Leclaire (Liebschutz), Serge (1924-1994) (International Dictionary of Psychoanalysis)
A French psychiatrist and psychoanalyst, Serge Leclaire (born Liebschutz) was born in Strasbourg on July 6, 1924, and died of a brain hemorrhage on August 8, 1994, in Argentière, Savoy in France.
Leclaire was born into an old Alsatian family of liberal Jews who changed their name to Leclaire and took refuge in central France during the Second World War. He studied medicine and psychiatry in Paris. In 1957, he defended his dissertation in medicine, A Contribution to the Study of the Principles for a Psychotherapy of the Psychoses.
From 1949 to 1953 he undertook an analysis with Jacques Lacan, and in 1953, he was involved in the protest of the trainees against the leadership of the Société psychanalytique de Paris (SPP; Paris Psychoanalytic Society). When that group split, he left to join the Société française de psychanalyse (SFP; French Psychoanalytic Society), where he was made an associate member in 1954 and served as secretary from 1957 to 1962. He became president of the society in 1963, the year of the second split of the French psychoanalytic groups. In the years leading up to that split, Leclaire, Wladimir Granoff, and François Perrier (known as the "troika") participated in the attempt to get the SFP recognized by the International Psychoanalytic Association (IPA), but the effort ultimately failed.
With François Perrier and Françoise Dolto, he took the side of Jacques Lacan in the second split and was a member of the first board of directors of theole Freudienne de Paris (EFP; the Freudian school of Paris), which was founded that same year. But he also remained an independent member of the IPA until 1967. Although he was very active in the EFP at the outset, he increasingly withdrew in order to reflect on the function of the analyst in society and to produce a profoundly original body of work. While remaining faithful to Freud's text (he was a German scholar), Leclaire interrogated the Freudian clinic from a Lacanian perspective. In 1968, he published his first book, Psychoanalyzing, which won a wide audience thanks to its clarity and readability, but also because it showed what the Lacanian "clinic of the signifier" could be in a detailed reading of "The Dream with the Unicorn" (1968/1975).
Maintaining his independence both from the EFP and the growing dogmatism that characterized its development, Leclaire wanted to take psychoanalysis outside of the usual institutional settings.
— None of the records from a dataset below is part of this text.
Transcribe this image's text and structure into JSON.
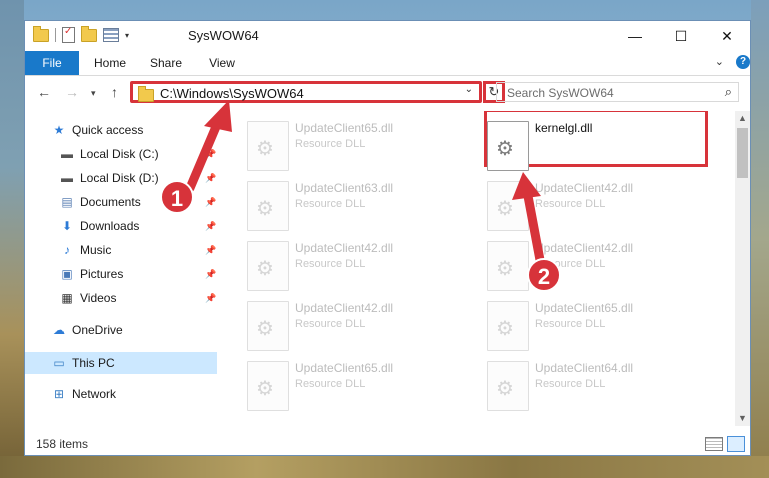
{
  "window": {
    "title": "SysWOW64"
  },
  "window_controls": {
    "minimize": "—",
    "maximize": "☐",
    "close": "✕"
  },
  "ribbon": {
    "tabs": [
      "File",
      "Home",
      "Share",
      "View"
    ],
    "help": "?"
  },
  "address_bar": {
    "path": "C:\\Windows\\SysWOW64"
  },
  "search": {
    "placeholder": "Search SysWOW64"
  },
  "nav_pane": {
    "items": [
      {
        "label": "Quick access",
        "icon": "star-icon"
      },
      {
        "label": "Local Disk (C:)",
        "icon": "drive-icon",
        "pinned": true
      },
      {
        "label": "Local Disk (D:)",
        "icon": "drive-icon",
        "pinned": true
      },
      {
        "label": "Documents",
        "icon": "documents-icon",
        "pinned": true
      },
      {
        "label": "Downloads",
        "icon": "downloads-icon",
        "pinned": true
      },
      {
        "label": "Music",
        "icon": "music-icon",
        "pinned": true
      },
      {
        "label": "Pictures",
        "icon": "pictures-icon",
        "pinned": true
      },
      {
        "label": "Videos",
        "icon": "videos-icon",
        "pinned": true
      },
      {
        "label": "OneDrive",
        "icon": "cloud-icon"
      },
      {
        "label": "This PC",
        "icon": "computer-icon",
        "selected": true
      },
      {
        "label": "Network",
        "icon": "network-icon"
      }
    ]
  },
  "files": [
    {
      "name": "UpdateClient65.dll",
      "type": "Resource DLL"
    },
    {
      "name": "kernelgl.dll",
      "type": ""
    },
    {
      "name": "UpdateClient63.dll",
      "type": "Resource DLL"
    },
    {
      "name": "UpdateClient42.dll",
      "type": "Resource DLL"
    },
    {
      "name": "UpdateClient42.dll",
      "type": "Resource DLL"
    },
    {
      "name": "UpdateClient42.dll",
      "type": "Resource DLL"
    },
    {
      "name": "UpdateClient42.dll",
      "type": "Resource DLL"
    },
    {
      "name": "UpdateClient65.dll",
      "type": "Resource DLL"
    },
    {
      "name": "UpdateClient65.dll",
      "type": "Resource DLL"
    },
    {
      "name": "UpdateClient64.dll",
      "type": "Resource DLL"
    }
  ],
  "status": {
    "item_count": "158 items"
  },
  "annotations": {
    "step1": "1",
    "step2": "2",
    "color": "#d7333a"
  }
}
In 1968, he founded the first university department of psychoanalysis within the framework of the experimental center at Vincennes. He resigned in 1970. Later he was at the forefront of a critique of the Freudian School and especially of Lacan's procedure of the "pass." He also worked with feminists, notably Antoinette Fouque.
His last contribution to psychoanalysis was "A Proposal for a Regulating Institution for Psychoanalysts," which was published in Le Monde on December 15, 1989, and cosigned by four friends and colleagues, Lucien Israel, Philippe Girard, Danièle Lévy, and Jacques Sédat. But the proposal was misunderstood and badly received. Still, in January 1990, Leclaire and is co-signatories founded the Association pour une Instance Tierce des Psychanalystes (APUI; Association for a third institution of psychoanalysts). Leclaire served as president of APUI until his death. The last project he undertook was the publication of his final book, The Land of the Other, in 1991.
Serge Leclaire trained numerous analysts, both as a training analyst and a supervisor. Because of his unique position and his intellectual openness, he was able to maintain friendly relations with numerous colleagues from different schools in spite of splits and divisions.
See also: Bloc-Notes de la Psychanalyse; Colloque sur l'inconscient; Doubt;ole freudienne de Paris (Freudian school of Paris); Erotogenicity; France; Granoff, Wladimir Alexandre; Pass, the; Perrier, François; Société fran-çaise de psychanalyse; Structuralism and psychoanalysis.
Leclaire, Serge. (1971). Démasquer le réel. Paris: Seuil.
. (1981). Rompre les charmes. Paris: Interitions.
. (1991).at des lieux de la psychanalyse (In collaboration with APUI). Paris: Albin Michel.
. (1998). A child is being killed: On primary narcissism and the death drive. (Marie-Claude Hays, Trans.). Stanford, CA: Stanford University Press. (Original work published 1975)
. (1998).rits pour la psychanalyse. Paris: Le Seuil-Arcanes.
. (1998). Psychoanalyzing: On the order of the unconscious and the practice of the letter (Peggy Kamauf, Trans.). Stanford, CA: Stanford University Press. (Original work published 1968)
Mijolla, Alain de. (2001). Splits in the French psychoanalytic movement between 1953 and 1964. In R. Steiner and J. Johns (Eds.), Within Time and Beyond Time, A festschrift for Pearl King (pp. 1-24). London: Karnac. (Original work published 1995)